“This morning, the nation wakes up yet again with grief and outrage that yet another Black American is a victim of excessive force,” Biden said. “This calls for an immediate, full and transparent investigation and the officers must be held accountable.”
DNC Chairman Tom Perez concluded, “A bullet in the back. A knee on the neck. When will it end? Yet again, our nation is hurting. Yet again, Black communities are hurting. Our hearts go out to Jacob Blake and his family as we pray for his recovery. Sadly, we know he is not the first to be viciously gunned down by law enforcement. He is one of countless Black Americans who have suffered at the hands of bigotry with a badge.

Bingo distribution totals $379,643.45 for July 2020

On Friday, August 14, Greene County Sheriff’s Department reported a total distribution of $379.643.45 from three licensed bingo gaming operations in the county. The bingo distributions were contributed by Frontier, River’s Edge and Palace.

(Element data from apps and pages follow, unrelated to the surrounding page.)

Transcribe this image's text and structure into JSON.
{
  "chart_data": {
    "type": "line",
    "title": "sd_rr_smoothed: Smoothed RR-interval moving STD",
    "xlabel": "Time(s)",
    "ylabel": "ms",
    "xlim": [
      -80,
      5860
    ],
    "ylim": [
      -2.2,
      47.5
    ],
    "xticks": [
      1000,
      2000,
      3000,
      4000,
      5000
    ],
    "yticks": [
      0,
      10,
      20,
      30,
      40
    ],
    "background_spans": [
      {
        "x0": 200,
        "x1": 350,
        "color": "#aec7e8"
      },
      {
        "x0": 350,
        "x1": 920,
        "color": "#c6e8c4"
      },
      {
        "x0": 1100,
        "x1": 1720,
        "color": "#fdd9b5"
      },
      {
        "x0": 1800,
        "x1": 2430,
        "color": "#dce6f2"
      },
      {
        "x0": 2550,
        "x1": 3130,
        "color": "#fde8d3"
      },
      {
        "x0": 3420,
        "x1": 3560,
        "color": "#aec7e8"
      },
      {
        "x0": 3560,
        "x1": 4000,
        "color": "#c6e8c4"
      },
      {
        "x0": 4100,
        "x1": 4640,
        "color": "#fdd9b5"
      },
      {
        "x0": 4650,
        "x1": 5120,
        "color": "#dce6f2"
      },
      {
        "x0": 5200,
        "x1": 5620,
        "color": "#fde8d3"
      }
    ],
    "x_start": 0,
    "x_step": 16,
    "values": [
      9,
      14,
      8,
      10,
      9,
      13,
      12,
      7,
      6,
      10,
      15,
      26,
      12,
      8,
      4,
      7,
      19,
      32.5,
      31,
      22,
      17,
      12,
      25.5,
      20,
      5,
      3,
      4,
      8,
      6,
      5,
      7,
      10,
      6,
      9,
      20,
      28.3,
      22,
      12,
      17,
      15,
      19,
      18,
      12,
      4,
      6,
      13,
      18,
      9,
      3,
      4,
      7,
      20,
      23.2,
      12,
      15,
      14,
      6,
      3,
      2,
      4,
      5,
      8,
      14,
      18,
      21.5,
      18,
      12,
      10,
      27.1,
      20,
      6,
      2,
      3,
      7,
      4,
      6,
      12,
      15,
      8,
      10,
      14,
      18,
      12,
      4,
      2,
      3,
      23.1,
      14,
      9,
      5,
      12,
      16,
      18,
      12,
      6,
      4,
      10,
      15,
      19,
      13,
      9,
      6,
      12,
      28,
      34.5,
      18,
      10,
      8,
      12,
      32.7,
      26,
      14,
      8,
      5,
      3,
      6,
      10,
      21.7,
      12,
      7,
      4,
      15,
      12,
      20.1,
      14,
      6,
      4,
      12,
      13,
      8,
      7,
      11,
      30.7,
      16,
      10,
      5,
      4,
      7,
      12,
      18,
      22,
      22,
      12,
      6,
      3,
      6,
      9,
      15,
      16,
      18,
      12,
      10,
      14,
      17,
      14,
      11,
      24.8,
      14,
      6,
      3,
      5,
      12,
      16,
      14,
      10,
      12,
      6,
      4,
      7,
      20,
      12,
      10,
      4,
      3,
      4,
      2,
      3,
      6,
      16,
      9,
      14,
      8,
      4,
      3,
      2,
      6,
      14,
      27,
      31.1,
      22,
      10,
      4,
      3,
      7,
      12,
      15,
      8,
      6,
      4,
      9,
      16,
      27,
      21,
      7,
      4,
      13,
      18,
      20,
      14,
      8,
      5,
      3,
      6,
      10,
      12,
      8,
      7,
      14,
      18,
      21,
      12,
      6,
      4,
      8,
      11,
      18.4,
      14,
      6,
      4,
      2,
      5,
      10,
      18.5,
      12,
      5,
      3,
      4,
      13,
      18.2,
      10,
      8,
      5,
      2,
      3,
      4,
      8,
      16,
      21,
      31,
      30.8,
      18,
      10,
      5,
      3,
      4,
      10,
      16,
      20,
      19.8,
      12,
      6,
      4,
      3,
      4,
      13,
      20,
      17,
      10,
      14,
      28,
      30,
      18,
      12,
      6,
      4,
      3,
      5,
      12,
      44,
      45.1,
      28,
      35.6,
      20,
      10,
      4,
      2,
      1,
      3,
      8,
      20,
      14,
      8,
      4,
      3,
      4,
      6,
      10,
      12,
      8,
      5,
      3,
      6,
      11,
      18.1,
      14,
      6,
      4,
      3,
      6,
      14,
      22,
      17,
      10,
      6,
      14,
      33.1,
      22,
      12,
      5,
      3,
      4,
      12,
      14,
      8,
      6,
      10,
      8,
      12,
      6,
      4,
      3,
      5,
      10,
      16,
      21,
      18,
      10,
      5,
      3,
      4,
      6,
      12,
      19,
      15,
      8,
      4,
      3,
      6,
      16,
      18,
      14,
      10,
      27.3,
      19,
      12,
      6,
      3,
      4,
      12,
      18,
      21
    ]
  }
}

The recipients of the July distributions from bingo gaming include the Greene County Commission, Greene County Sheriff’s Department, the cities of Eutaw, Forkland, Union, Boligee, the Greene County Board of Education and the Greene County Hospital (Health System).
Sub charities include Children’s Policy Council, Fire Department, Greene County Golf Course, Branch Heights Housing Authority, Department of Human Resources and the Greene County Library.

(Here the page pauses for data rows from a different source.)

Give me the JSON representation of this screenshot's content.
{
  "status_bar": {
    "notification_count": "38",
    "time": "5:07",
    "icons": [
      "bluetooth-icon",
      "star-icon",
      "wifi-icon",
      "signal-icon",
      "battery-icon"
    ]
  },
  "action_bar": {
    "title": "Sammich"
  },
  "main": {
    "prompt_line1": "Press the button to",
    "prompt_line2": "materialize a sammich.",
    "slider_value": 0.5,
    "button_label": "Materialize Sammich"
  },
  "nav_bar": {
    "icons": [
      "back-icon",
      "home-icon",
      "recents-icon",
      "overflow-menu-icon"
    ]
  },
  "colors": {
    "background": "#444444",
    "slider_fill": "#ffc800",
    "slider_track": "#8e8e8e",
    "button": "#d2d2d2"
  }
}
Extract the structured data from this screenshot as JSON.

Frontier (Dream, Inc.) gave a total of $114,924.98 to the following: Greene County Commission, $30,500; Greene County Sheriff’s Department, $33,750; City of Eutaw, $9,250; and the Towns of Forkland, Union and Boligee each, $3,875; Greene County Board of Education, $10,500; Greene County Health System, $12,500. Sub Charities each, $1,133.33.
River’s Edge (Next Level Leaders and Tishabee Community Center Tutorial Program) gave a total of $110.165.19 to the following: Greene County Commission, $29,286.06; Greene County Sheriff’s $32,332.50; City of Eutaw, $8,861.50; and the Towns of Forkland, Union and Boligee each, $3,712.25; Greene County Board of Education, $10,059, and the Greene County Health System, $11,975.00. Sub Charities, each $1,085.73.
Palace (TS Police Support League) gave a total of $154,533.28 to the following: Greene County Commission, $41.086.68; Greene County Sheriff’s Department, $45.360; City of Eutaw, $12,432; and the Towns of Forkland, Union and Boligee each, $5208.00; Greene County Board of Education, $14,112 and the Greene County Health System, $16,800; Sub Charities each, $1523.20.